In summary, the benefits of TTS are numerous and may be helpful for students with various disabilities as well any student who struggles with reading.

What does the research say about TTS?

Check out the article, Accessing Print with Text-to-Speech Technology: What does the research say? in AIM-VA News You Can Use, March 9, 2021.

For research information, check out the following sites:

Ikeshita, H., Yamaguchi, S., Morioka, T., & Yamazoe, T. (2018). Effects of highlighting text on the reading ability of children with developmental dyslexia: A pilot study. International Journal Of Emerging Technologies In Learning (IJET), 13(09), pp. 239-251.

Jackson, R.M. & Karger, J. (2015). Audio-supported reading and students with learning disabilities. Wakefield, MA: National Center on Accessible Educational Materials. Retrieved on [3/3/21] from

National Center on Accessible Educational Materials (2015). Audio-supported reading and students with learning disabilities. Wakefield, MA: National Center on Accessible Educational Materials. Retrieved [3/4/21] from

Lerner, J. (2003). Learning disabilities: Theories, diagnosis, and teaching strategies (9th ed.) Boston: Houghton Mifflin.

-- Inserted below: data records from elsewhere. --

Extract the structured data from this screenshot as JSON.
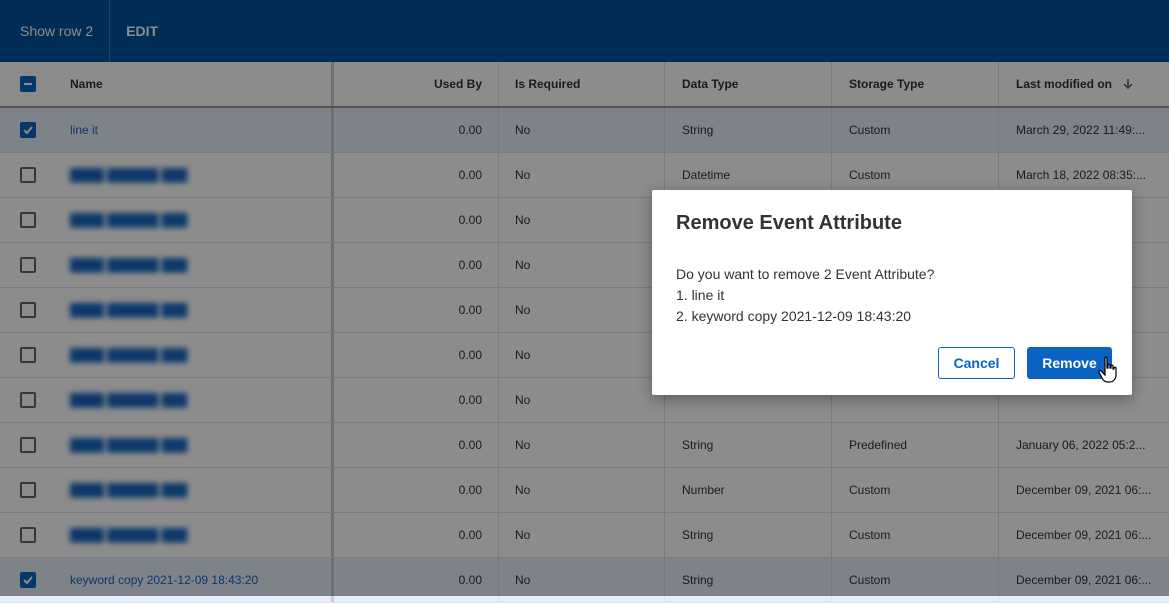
{
  "topbar": {
    "show_row": "Show row 2",
    "edit": "EDIT"
  },
  "table": {
    "columns": {
      "name": "Name",
      "used_by": "Used By",
      "is_required": "Is Required",
      "data_type": "Data Type",
      "storage_type": "Storage Type",
      "last_modified": "Last modified on"
    },
    "rows": [
      {
        "name": "line it",
        "used_by": "0.00",
        "is_required": "No",
        "data_type": "String",
        "storage_type": "Custom",
        "last_modified": "March 29, 2022 11:49:...",
        "selected": true,
        "blurred": false
      },
      {
        "name": "",
        "used_by": "0.00",
        "is_required": "No",
        "data_type": "Datetime",
        "storage_type": "Custom",
        "last_modified": "March 18, 2022 08:35:...",
        "selected": false,
        "blurred": true
      },
      {
        "name": "",
        "used_by": "0.00",
        "is_required": "No",
        "data_type": "",
        "storage_type": "",
        "last_modified": "",
        "selected": false,
        "blurred": true
      },
      {
        "name": "",
        "used_by": "0.00",
        "is_required": "No",
        "data_type": "",
        "storage_type": "",
        "last_modified": "",
        "selected": false,
        "blurred": true
      },
      {
        "name": "",
        "used_by": "0.00",
        "is_required": "No",
        "data_type": "",
        "storage_type": "",
        "last_modified": "",
        "selected": false,
        "blurred": true
      },
      {
        "name": "",
        "used_by": "0.00",
        "is_required": "No",
        "data_type": "",
        "storage_type": "",
        "last_modified": "",
        "selected": false,
        "blurred": true
      },
      {
        "name": "",
        "used_by": "0.00",
        "is_required": "No",
        "data_type": "",
        "storage_type": "",
        "last_modified": "",
        "selected": false,
        "blurred": true
      },
      {
        "name": "",
        "used_by": "0.00",
        "is_required": "No",
        "data_type": "String",
        "storage_type": "Predefined",
        "last_modified": "January 06, 2022 05:2...",
        "selected": false,
        "blurred": true
      },
      {
        "name": "",
        "used_by": "0.00",
        "is_required": "No",
        "data_type": "Number",
        "storage_type": "Custom",
        "last_modified": "December 09, 2021 06:...",
        "selected": false,
        "blurred": true
      },
      {
        "name": "",
        "used_by": "0.00",
        "is_required": "No",
        "data_type": "String",
        "storage_type": "Custom",
        "last_modified": "December 09, 2021 06:...",
        "selected": false,
        "blurred": true
      },
      {
        "name": "keyword copy 2021-12-09 18:43:20",
        "used_by": "0.00",
        "is_required": "No",
        "data_type": "String",
        "storage_type": "Custom",
        "last_modified": "December 09, 2021 06:...",
        "selected": true,
        "blurred": false
      }
    ]
  },
  "dialog": {
    "title": "Remove Event Attribute",
    "question": "Do you want to remove 2 Event Attribute?",
    "items": [
      "1. line it",
      "2. keyword copy 2021-12-09 18:43:20"
    ],
    "cancel_label": "Cancel",
    "remove_label": "Remove"
  },
  "colors": {
    "topbar": "#00539b",
    "accent": "#0b63c1",
    "selected_row": "#e3eef9"
  },
  "icons": {
    "sort": "arrow-down-icon",
    "cursor": "hand-pointer-icon"
  }
}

Pax, Z. (n.d.). Text to speech technology and top reading tools for dyslexia/learning disabilities. Retrieved on [3/7/21] from (n.d.). Retrieved on [3/7/21] from

AIM-VA provides educators a way to have books converted to accessible files for students who have an Individualized Education Program (IEP). Search for books through the AIM-VA website. Books not currently found in the AIM-VA library, can be produced if requested by an AIM-VA DRM (Digital Rights Manager) in any Virginia public school division.